I’ve seen Cat Power twice in concert. The first time was before she famously got on the wagon, at the Troubadour. At that show, she was glued to a bottle of Jose Cuervo, got wasted, started and stopped one song at the piano 7 times while muttering to herself, disappeared and began to sing using her wireless mic from some other part of the club where she couldn’t be seen, came back and did a bizarrely perky lip-sync of a Swoosh song, disappeared again, came back and wandered through the crowd dead-eyed, got down on her knees in the middle of the crowd, sang some more, and then disappeared for the third time, ending the show early. Her backup band just rolled their eyes the entire show and looked depressed. Everyone shuffled out of the club shell-shocked. I thought she would be dead in six months.

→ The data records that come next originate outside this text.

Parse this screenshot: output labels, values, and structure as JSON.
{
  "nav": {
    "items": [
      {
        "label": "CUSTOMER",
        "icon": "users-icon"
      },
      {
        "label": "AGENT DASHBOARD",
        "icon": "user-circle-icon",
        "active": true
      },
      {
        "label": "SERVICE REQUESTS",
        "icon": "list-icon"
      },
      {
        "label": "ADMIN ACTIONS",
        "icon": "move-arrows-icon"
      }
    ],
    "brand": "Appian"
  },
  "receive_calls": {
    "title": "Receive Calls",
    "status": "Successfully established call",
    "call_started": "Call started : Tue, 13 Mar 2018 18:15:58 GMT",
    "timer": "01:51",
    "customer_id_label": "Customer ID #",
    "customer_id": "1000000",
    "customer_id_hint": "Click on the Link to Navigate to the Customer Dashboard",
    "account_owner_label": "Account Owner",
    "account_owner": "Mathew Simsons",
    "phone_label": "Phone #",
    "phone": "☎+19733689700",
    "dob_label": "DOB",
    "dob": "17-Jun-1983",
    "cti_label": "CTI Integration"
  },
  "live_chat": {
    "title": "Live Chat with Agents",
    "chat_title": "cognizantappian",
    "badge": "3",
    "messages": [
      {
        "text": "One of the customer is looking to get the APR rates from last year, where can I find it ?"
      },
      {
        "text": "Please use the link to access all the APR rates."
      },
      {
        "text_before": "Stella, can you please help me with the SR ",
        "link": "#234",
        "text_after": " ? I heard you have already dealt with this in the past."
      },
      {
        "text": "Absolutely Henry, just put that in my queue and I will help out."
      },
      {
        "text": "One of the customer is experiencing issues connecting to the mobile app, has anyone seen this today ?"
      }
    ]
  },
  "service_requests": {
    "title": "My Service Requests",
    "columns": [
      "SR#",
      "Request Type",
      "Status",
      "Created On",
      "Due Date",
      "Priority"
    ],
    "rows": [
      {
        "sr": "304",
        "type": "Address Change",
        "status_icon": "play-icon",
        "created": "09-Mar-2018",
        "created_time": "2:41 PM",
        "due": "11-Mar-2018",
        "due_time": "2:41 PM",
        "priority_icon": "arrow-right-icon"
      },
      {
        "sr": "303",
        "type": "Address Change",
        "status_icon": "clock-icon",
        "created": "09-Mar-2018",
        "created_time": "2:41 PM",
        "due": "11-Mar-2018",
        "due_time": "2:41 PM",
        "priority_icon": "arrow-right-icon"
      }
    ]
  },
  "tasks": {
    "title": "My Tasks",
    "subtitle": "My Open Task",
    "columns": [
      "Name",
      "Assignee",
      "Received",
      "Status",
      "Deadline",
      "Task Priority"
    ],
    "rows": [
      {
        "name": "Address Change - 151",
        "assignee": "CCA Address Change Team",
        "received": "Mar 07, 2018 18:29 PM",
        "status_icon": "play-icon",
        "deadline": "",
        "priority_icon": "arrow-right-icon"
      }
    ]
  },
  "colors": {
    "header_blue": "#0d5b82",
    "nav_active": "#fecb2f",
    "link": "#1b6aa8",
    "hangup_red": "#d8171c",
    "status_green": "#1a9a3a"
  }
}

But then she got sober and released The Greatest, which was actually not the greatest record, but I believe in second chances. So I saw her again in concert this past September. She was still awkward, kicking around the stage in her white jazz shoes, shrugging her shoulders, getting the crowd to like her by being so teeny and cute as indie chicks are wont to do, and sneaking off now and then to the wings to steal a smoke. She seemed, however, upbeat, and there were no real off-putting antics. That said, I was bored out of my gourd. The music, despite her magical, smoky voice, sounded very adult-contemporary, flat, monotonous, and forgettable.
Cat Power isn’t making it out to L.A. to tour Jukebox. But when she does eventually come west, I won’t get suckered in a third time; I’ll spend my money buying a toilet for someone in Bangalore instead.
Click here to find out more about charity: water.
This past summer, Jen and I went to the Hollywood Bowl to witness Cheap Trick covering The Beatles’ Sgt. Pepper’s Lonely Hearts Club Band album from start to finish, an incredibly ambitious feat that confused and kinda embarrassed us. I mean, doing “your take” on an iconic record is just kind of stupid, and not something we encourage. Think of Fall Out Boy covering London Calling, or The Plain White T’s doing Highway 61 Revisited. Good god.
But Japancakes’ rendition of My Bloody Valentine’s epic record Loveless takes our breath away. Stripped of it’s ethereal vocal layerings, the songs suddenly become just simple and gorgeous, as if in their primal stage. We applaud the undertaking–it’s not just good, it’s great. Japancakes clearly don’t just love the album, they get it. And if a band is so lucky as to understand the deep, inner essence of one of the most brilliant bands of our generasian, more power to them.